One of the many joys of boat ownership is “fixin’ stuff”. In my opinion there are two types of boaters in this world, those that fix their own boats and those who pay people to fix their boats. Of course, the implied constant here is boats will always need fixing. And, guess what, they do. I fall into the category of those who fix their own stuff, or at least I try to as much as I can. This is in part because I’m generally cheap by nature but mostly because I enjoy doing it. I find a great deal of joy in fixing our stuff. And, I also get a great sense of self satisfaction when I can make a repair without the need for a replacement part or help from a professional (help from another knowledgeable boater is perfectly acceptable). For me, a good portion of the fun is trying to figure stuff out, how it works, and what is wrong with it. This takes patience. I am truly blessed to have lots of patience. I have not always been this way. I believe being a sailor has taught me patience. About the only thing I do not have patience for is incompetent people. This could easily turn into being a rant so, I stop here on this topic.
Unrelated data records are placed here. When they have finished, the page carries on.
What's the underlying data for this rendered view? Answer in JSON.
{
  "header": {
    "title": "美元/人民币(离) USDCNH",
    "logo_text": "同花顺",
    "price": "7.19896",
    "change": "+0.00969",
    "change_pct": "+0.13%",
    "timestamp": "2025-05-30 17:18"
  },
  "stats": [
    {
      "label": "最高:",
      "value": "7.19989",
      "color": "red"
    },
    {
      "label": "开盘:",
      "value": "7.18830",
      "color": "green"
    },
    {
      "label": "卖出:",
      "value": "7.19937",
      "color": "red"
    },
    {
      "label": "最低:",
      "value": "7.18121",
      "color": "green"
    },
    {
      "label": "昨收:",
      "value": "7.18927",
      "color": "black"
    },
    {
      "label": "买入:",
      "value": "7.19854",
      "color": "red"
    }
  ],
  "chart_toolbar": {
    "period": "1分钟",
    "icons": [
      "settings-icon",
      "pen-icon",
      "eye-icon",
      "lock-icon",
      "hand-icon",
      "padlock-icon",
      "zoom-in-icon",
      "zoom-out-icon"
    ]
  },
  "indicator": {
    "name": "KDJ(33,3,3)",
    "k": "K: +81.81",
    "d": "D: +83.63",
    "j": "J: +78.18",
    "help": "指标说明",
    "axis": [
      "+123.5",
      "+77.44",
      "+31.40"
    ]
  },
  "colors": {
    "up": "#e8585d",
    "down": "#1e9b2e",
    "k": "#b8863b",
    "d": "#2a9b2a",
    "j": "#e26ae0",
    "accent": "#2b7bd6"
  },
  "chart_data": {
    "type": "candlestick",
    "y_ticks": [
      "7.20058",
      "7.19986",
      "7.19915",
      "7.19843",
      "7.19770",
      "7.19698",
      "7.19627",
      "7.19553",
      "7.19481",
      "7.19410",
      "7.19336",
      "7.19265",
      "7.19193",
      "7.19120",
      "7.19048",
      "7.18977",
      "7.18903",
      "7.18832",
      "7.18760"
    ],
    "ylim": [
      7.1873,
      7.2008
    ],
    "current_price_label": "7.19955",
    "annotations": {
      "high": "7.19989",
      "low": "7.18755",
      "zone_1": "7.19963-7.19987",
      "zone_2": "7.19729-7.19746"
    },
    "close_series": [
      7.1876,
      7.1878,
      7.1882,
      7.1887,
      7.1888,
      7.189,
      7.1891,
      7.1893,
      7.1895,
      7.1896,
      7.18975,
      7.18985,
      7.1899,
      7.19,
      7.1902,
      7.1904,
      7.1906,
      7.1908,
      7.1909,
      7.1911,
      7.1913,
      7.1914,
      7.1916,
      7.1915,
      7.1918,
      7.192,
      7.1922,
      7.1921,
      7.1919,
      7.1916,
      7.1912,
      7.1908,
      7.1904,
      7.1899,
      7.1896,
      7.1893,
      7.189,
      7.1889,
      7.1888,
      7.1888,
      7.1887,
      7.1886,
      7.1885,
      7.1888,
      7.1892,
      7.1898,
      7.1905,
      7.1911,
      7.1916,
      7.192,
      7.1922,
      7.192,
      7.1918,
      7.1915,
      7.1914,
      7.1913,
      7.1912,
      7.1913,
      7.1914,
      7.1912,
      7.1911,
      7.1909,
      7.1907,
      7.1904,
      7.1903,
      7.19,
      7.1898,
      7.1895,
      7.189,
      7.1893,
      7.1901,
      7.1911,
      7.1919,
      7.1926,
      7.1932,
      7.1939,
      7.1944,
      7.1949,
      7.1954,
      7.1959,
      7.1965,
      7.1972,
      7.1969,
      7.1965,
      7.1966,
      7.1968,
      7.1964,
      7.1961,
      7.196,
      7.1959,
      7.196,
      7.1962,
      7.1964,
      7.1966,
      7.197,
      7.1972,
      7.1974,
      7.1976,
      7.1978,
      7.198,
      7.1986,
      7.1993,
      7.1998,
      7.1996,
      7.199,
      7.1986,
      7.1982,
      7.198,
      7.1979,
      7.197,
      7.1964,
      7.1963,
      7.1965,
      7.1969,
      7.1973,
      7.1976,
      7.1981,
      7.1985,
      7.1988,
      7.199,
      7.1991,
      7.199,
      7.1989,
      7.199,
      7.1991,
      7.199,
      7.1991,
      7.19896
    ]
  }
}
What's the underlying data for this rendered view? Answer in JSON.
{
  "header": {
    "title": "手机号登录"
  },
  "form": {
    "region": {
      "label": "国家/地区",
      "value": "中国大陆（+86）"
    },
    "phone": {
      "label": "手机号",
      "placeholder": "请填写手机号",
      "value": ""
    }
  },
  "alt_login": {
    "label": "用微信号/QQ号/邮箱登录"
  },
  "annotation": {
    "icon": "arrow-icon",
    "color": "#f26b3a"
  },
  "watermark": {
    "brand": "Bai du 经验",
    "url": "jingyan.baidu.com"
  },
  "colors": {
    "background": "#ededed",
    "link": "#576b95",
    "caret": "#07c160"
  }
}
Water-Melon, our previous boat, was built in Taiwan. It was an old boat when we bought it and we owned her for 18 years, or so. She was definitely up there in boat years. The one thing Water-Melon taught me was, never hit anything with a hammer unless I was really sure of the outcome. And, I mean really sure. On the few occasions I needed to hit something with a hammer, Murphy showed up and an undesired outcome transpired. Then came the joy of having to find a replacement part for a 30 year old Taiwanese boat began. I cannot begin to tell you how many hours I have roamed little stores (pre-internet) for specialty parts. Did you know in Corpus Christi Texas there is a store that only sells springs? They have just about every spring made of every material you can imagine. Ask me how I know this.
This week on Cream Puff was spent fixing stuff. Nothing major to fix, just general puttering around. I use the opportunity of fixing, servicing or cleaning something to learn all about the boat. There will be a time when Cindy and I will be in the middle of nowhere and we’ll need to make a repair. I am filling the little gray cells with how the components of the boat all work, how they are wired or plumbed and where they go. Most people have heard the saying; a boat is a hole in the water into which one throws money. I tend to think of a boat as a living being whose sole purpose is constantly try to self destruct. Boats are remarkably efficient at self destruction. This is one of the core truths of our universe. Our job is to slow the self destruction process as much as possible. Can were ever stop it? Nope. We just hinder it the best we can. Once on Water Melon, Cindy and I were off-shore a few miles and we both noticed a new sound. New sounds are seldom a result of a good thing on boats. Something was definitely amiss. The boat passing over the water somehow sounded different. We both knew the sound we heard was not normal. We had this boat long enough that we know every aspect and new sounds were always concerning. New sounds normally arrived at four in the morning but this one decided to show up on a nice sunny afternoon. We started to hunt in the nooks and crannies below the floor and we found a through-hull valve was broken and water was coming in. We were filling up with water. This is not a good thing on a boat. We heard the water before the auto bilge pump kicked in. We had to think quickly. If we took on more water than the pump could handle, well the outcome would be the boat wins the self destruction final round. The quick repair was very creative and consisted of a coozy and duck-tape amongst other materials. The Apollo 13 crew would have been proud of us. It proved to be efficient enough to get us back to the dock safely and make a more permanent repair. Our goal is to know Cream Puff as well as we knew Water Melon. No doubt that Cream Puff is planning a sneak attack as I write this.